TO DO – From the data below, tally each line that has "view" in it, then give that tally without comment.

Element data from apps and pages
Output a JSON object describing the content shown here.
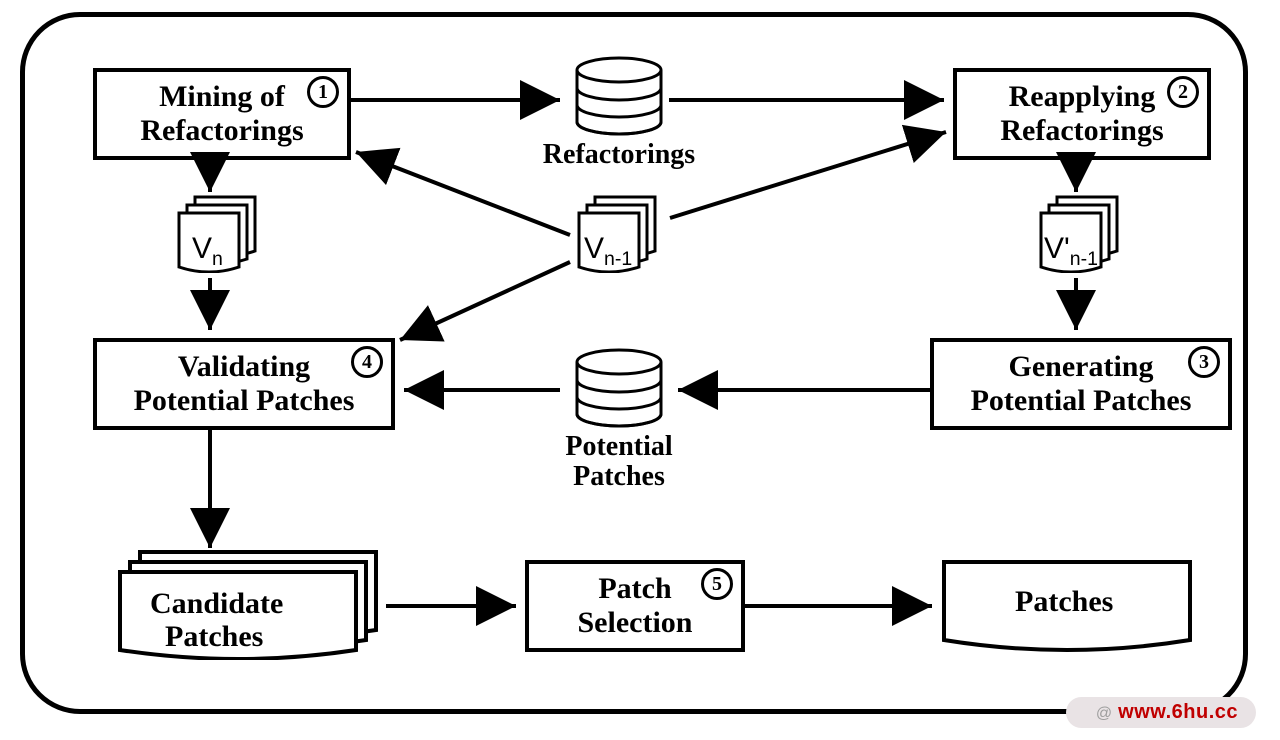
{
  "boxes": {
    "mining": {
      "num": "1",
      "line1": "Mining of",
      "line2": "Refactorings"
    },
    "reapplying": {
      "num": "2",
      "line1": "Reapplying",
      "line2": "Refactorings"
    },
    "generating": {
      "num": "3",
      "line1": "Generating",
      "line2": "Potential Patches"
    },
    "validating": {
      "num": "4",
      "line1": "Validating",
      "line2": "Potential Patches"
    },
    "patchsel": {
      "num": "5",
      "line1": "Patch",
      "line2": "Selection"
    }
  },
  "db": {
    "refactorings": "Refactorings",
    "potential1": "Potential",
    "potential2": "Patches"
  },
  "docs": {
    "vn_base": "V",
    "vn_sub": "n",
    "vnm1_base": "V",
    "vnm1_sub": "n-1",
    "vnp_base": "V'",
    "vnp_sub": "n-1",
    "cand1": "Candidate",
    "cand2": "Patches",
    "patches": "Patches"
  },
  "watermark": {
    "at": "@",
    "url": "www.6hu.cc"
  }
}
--
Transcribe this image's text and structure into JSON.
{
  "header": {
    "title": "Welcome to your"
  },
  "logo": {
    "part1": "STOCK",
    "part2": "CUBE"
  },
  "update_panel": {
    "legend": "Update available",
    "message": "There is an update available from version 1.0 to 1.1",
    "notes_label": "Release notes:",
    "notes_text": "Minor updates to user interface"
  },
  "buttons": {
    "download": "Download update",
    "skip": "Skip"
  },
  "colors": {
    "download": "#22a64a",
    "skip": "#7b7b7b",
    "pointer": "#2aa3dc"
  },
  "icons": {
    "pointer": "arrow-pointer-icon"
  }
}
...
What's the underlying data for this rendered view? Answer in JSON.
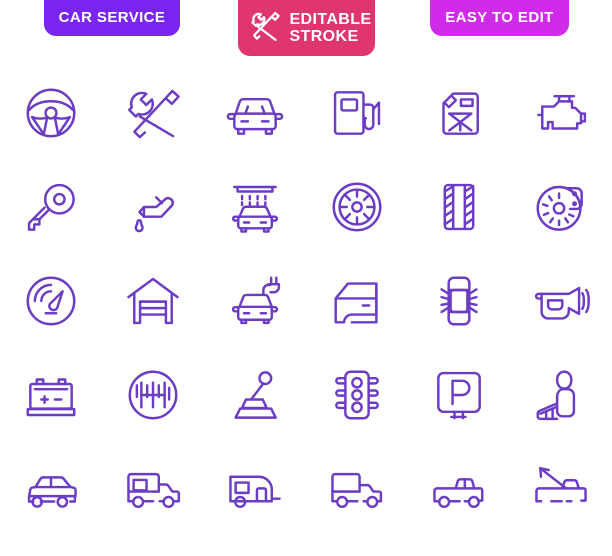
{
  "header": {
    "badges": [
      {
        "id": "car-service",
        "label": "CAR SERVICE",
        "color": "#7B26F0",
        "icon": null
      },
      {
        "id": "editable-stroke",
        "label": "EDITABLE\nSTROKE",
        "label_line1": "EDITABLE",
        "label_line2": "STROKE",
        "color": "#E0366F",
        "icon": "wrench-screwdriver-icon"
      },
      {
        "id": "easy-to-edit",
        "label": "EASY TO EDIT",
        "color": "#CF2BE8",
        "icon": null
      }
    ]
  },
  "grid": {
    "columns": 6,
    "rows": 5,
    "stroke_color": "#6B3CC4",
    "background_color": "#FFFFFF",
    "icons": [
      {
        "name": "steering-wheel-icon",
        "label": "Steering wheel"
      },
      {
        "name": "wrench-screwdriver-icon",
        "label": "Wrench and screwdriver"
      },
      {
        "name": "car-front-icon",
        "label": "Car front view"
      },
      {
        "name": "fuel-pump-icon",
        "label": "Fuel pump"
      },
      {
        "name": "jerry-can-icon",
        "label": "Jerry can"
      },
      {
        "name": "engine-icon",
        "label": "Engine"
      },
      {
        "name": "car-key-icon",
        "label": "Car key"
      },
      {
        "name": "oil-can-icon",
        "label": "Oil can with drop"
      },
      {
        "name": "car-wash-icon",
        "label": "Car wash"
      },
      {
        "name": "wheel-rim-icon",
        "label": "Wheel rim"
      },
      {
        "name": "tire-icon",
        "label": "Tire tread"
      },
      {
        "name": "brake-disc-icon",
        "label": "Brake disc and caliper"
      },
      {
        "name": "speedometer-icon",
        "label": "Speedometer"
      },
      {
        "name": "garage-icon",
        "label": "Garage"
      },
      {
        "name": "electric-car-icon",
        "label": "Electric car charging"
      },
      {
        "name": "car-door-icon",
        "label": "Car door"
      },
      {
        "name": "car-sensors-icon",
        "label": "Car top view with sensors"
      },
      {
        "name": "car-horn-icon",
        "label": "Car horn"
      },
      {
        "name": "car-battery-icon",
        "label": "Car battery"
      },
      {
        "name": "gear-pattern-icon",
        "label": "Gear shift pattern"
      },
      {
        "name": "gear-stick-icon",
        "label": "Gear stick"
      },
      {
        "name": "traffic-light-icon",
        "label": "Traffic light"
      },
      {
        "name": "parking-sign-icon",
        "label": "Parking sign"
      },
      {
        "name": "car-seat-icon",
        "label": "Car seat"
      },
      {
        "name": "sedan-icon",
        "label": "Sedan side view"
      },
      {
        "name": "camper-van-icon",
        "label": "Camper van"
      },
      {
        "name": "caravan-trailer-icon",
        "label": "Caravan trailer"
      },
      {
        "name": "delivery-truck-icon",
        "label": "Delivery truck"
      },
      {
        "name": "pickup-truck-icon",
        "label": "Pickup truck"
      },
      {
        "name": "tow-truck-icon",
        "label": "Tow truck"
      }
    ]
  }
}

OUTPUT OF THE EXERCISE – 4